CEELM: How would clients describe your style?
Frances: Commercial, pragmatic, and responsive.
CEELM: There are obviously many differences between the English and Czech judicial systems and legal markets. What idiosyncrasies or differences stand out the most?
Frances: Primarily the various document and registration formalities involved in getting the deal done and the incorporation of English law concepts into Central and Eastern European transaction documentation, where there is not, in many cases, a significant body of case law. That said, deal documentation in the Czech Republic is more aligned than ever with what I would see as international market standard and the legal market here is well developed. Market trends in M&A also tend to differ when looking at CEE deals, as too do the specific issues or risks that crop up across the region, which make local knowledge and expertise important factors in every deal (as they would be in any jurisdiction).
CEELM: What particular value do you think a senior expatriate lawyer in your role adds – both to a firm and to its clients?
Frances: As my focus has primarily been on complex and cross-border transactions throughout the region, I have become aware of some of the key differences between, for example, transaction structures that would be possible in one jurisdiction but not another, and I have developed a feel for the rigidity of authorities in certain countries. I believe that particularly on multi-jurisdictional deals clients appreciate having a single point of contact that is aware of local differences that may affect the transaction and that can interpret various areas of advice provided by the local colleagues in the context of the wider transaction.

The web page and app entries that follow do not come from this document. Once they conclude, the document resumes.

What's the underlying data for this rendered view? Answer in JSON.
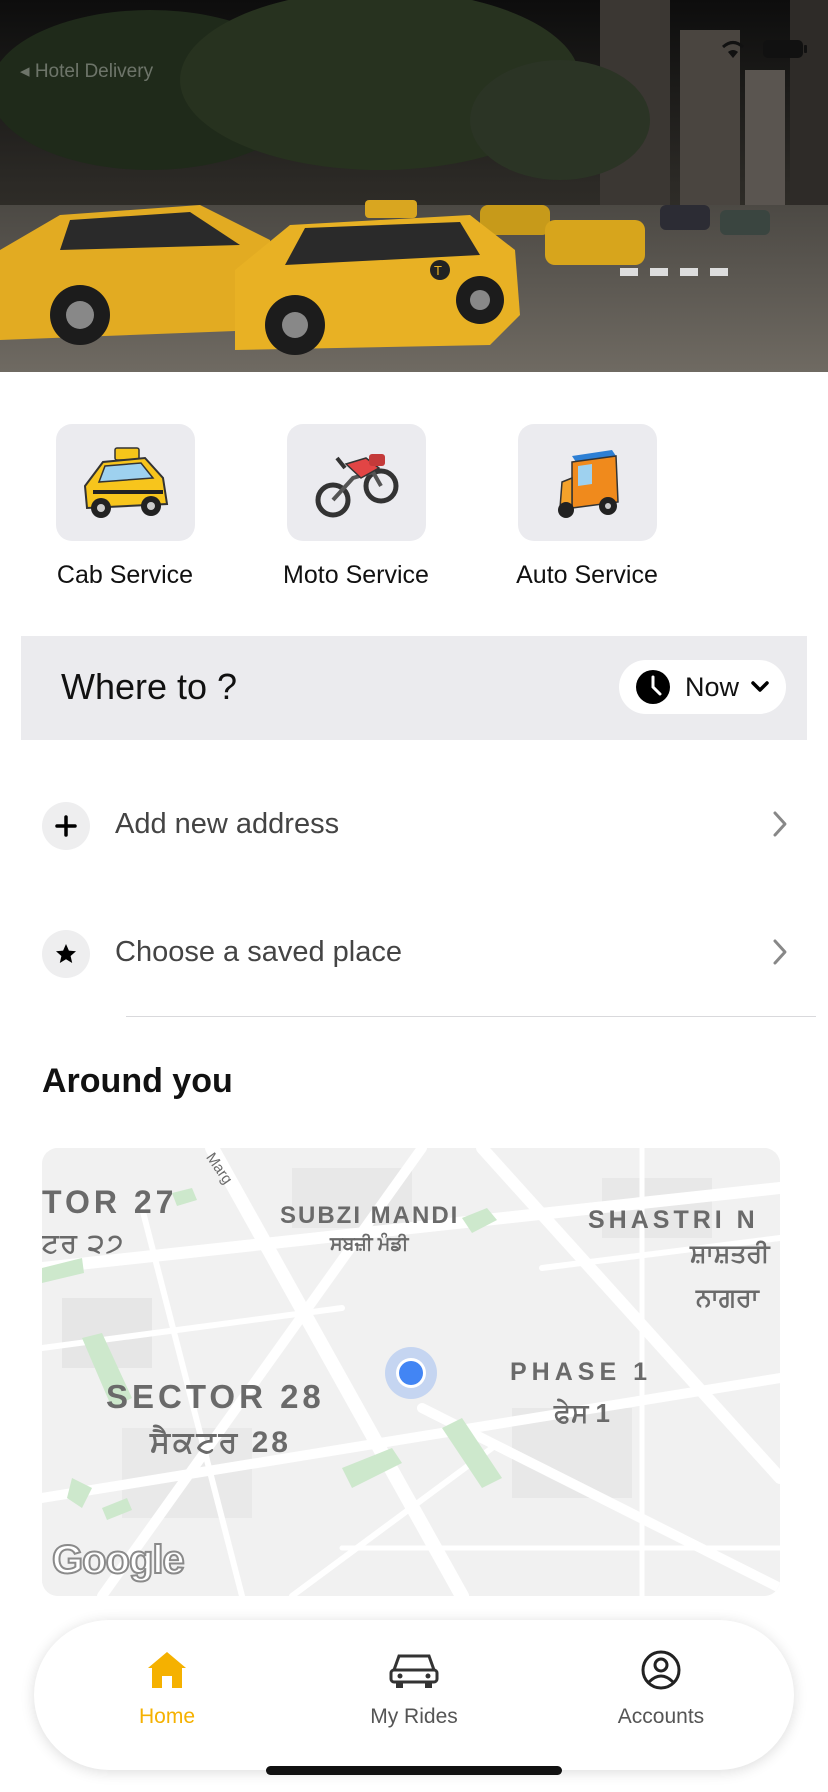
{
  "status_bar": {
    "back_app": "◂ Hotel Delivery"
  },
  "services": [
    {
      "label": "Cab Service",
      "icon": "taxi-car-icon"
    },
    {
      "label": "Moto Service",
      "icon": "motorbike-icon"
    },
    {
      "label": "Auto Service",
      "icon": "auto-rickshaw-icon"
    }
  ],
  "where": {
    "title": "Where to ?",
    "time_label": "Now"
  },
  "rows": [
    {
      "label": "Add new address",
      "icon": "plus-icon"
    },
    {
      "label": "Choose a saved place",
      "icon": "star-icon"
    }
  ],
  "around_title": "Around you",
  "map": {
    "labels": {
      "marg": "Marg",
      "tor27": "TOR 27",
      "tor27_pa": "ਟਰ ੨੭",
      "subzi": "SUBZI MANDI",
      "subzi_pa": "ਸਬਜ਼ੀ ਮੰਡੀ",
      "shastri": "SHASTRI N",
      "shastri_pa1": "ਸ਼ਾਸ਼ਤਰੀ",
      "shastri_pa2": "ਨਾਗਰਾ",
      "phase": "PHASE 1",
      "phase_pa": "ਫੇਸ 1",
      "sector": "SECTOR 28",
      "sector_pa": "ਸੈਕਟਰ 28"
    },
    "attribution": "Google"
  },
  "nav": [
    {
      "label": "Home",
      "icon": "home-icon",
      "active": true
    },
    {
      "label": "My Rides",
      "icon": "car-icon",
      "active": false
    },
    {
      "label": "Accounts",
      "icon": "account-icon",
      "active": false
    }
  ],
  "colors": {
    "accent": "#f5b100",
    "location_dot": "#4285f4"
  }
}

CEELM: Do you have any plans to move back to Australia?
Frances: While my friends and family back home might have something to say about it, I do not have any immediate or medium term plans to move back to Australia. I am from Sydney, which is a fabulous city; however, from both a professional and personal perspective, I feel very much at home in the Czech Republic and it is hard to pass up the quality of work/deal flow and European lifestyle.
CEELM: Outside of the Czech Republic, which CEE country do you enjoy visiting the most, and why?

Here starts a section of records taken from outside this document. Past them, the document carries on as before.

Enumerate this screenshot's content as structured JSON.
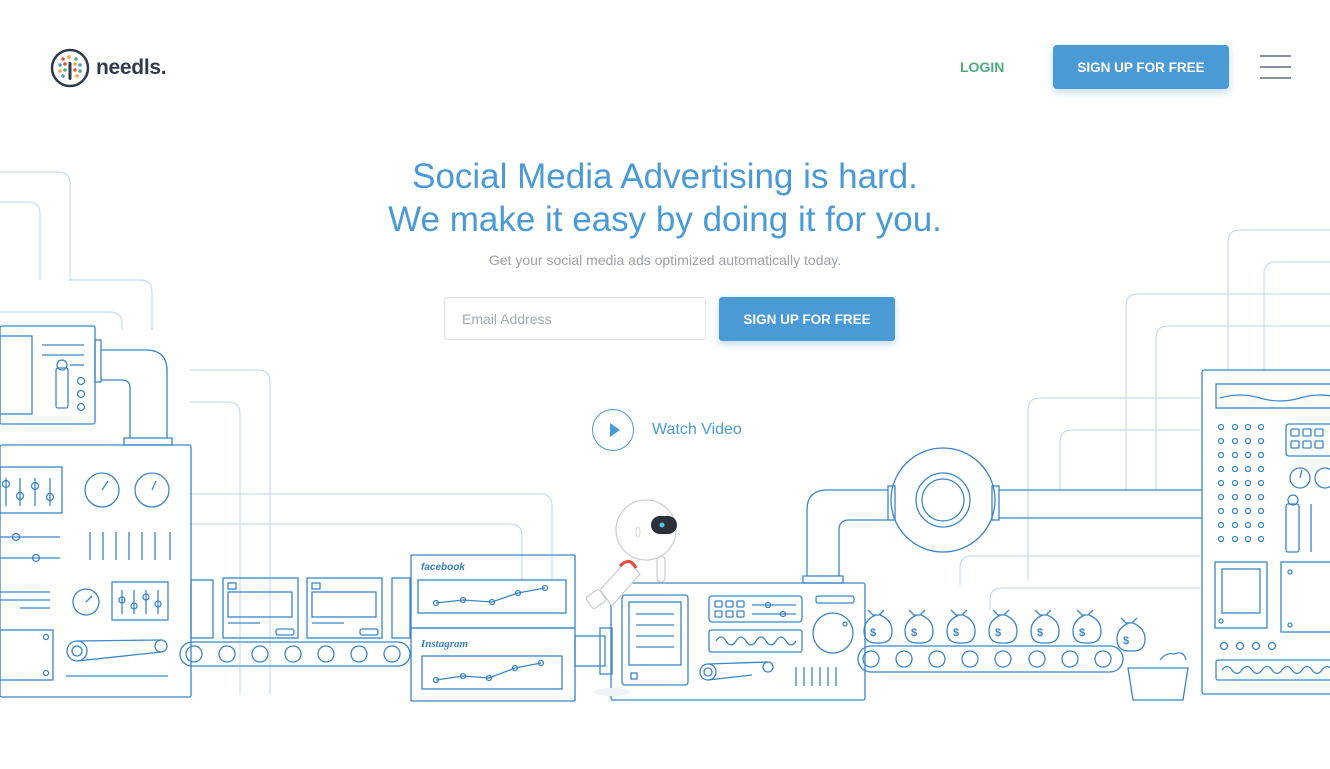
{
  "brand": {
    "name": "needls."
  },
  "nav": {
    "login_label": "LOGIN",
    "signup_label": "SIGN UP FOR FREE"
  },
  "hero": {
    "headline_line1": "Social Media Advertising is hard.",
    "headline_line2": "We make it easy by doing it for you.",
    "subheadline": "Get your social media ads optimized automatically today.",
    "email_placeholder": "Email Address",
    "signup_label": "SIGN UP FOR FREE",
    "watch_video_label": "Watch Video"
  },
  "illustration": {
    "facebook_label": "facebook",
    "instagram_label": "Instagram",
    "money_symbol": "$"
  },
  "colors": {
    "accent": "#4a9ad6",
    "login_green": "#4fae7e",
    "text_dark": "#2f3b4c",
    "line_blue": "#3a86c8",
    "pipe_light": "#c5dcef"
  },
  "icons": {
    "menu": "hamburger-icon",
    "play": "play-icon"
  }
}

Frances: That is a tough one as I tend to enjoy most of the CEE countries I visit. Although, I spent a couple of months in Bucharest on a deal a few years ago and always look back fondly on the city. There are some great open, green spaces in and around the city and the city has a very interesting mix of old and new, which I like.

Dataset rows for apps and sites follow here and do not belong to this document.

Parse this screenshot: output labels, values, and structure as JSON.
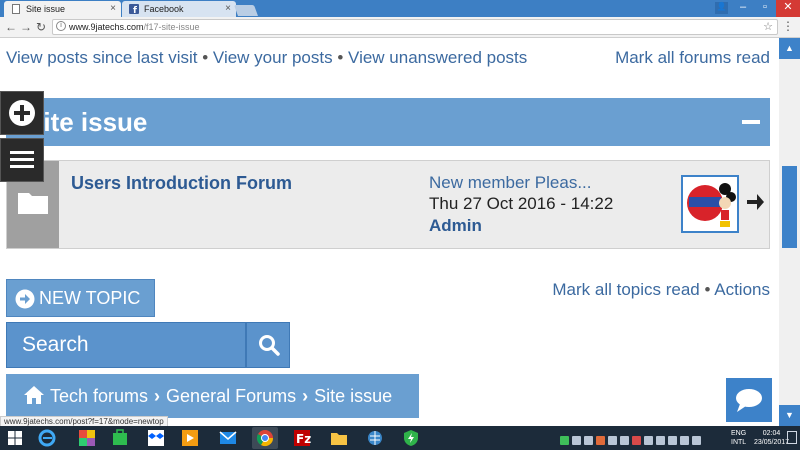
{
  "browser": {
    "tabs": [
      {
        "title": "Site issue",
        "active": true
      },
      {
        "title": "Facebook",
        "active": false
      }
    ],
    "url_host": "www.9jatechs.com",
    "url_path": "/f17-site-issue",
    "status_url": "www.9jatechs.com/post?f=17&mode=newtop"
  },
  "page": {
    "top_links": [
      "View posts since last visit",
      "View your posts",
      "View unanswered posts"
    ],
    "separator": "•",
    "mark_forums_read": "Mark all forums read",
    "forum_title": "Site issue",
    "subforum": {
      "name": "Users Introduction Forum",
      "last_post_title": "New member Pleas...",
      "last_post_date": "Thu 27 Oct 2016 - 14:22",
      "last_post_author": "Admin"
    },
    "new_topic_label": "NEW TOPIC",
    "mark_topics_read": "Mark all topics read",
    "actions_label": "Actions",
    "search_placeholder": "Search",
    "breadcrumbs": [
      "Tech forums",
      "General Forums",
      "Site issue"
    ]
  },
  "taskbar": {
    "lang_top": "ENG",
    "lang_bottom": "INTL",
    "time": "02:04",
    "date": "23/05/2017"
  },
  "colors": {
    "accent": "#6a9fd1",
    "link": "#3c6aa0",
    "scrollbar": "#3d82c9",
    "taskbar": "#1c2b3a"
  }
}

CEELM: What’s your favorite place to take visitors in Prague?
Frances: Prague becomes more and more cosmopolitan every year – the food scene in particular. I like to take visitors on a bit of a culinary tour of my favourite, new, and longstanding spots. If the season is right, I also like to explore the various food markets – the Naplavka farmers’ market is always a hit – and of course the beer gardens in Letna and Riegrovy Sady are a great place to enjoy the sun with some spectacular views of the city.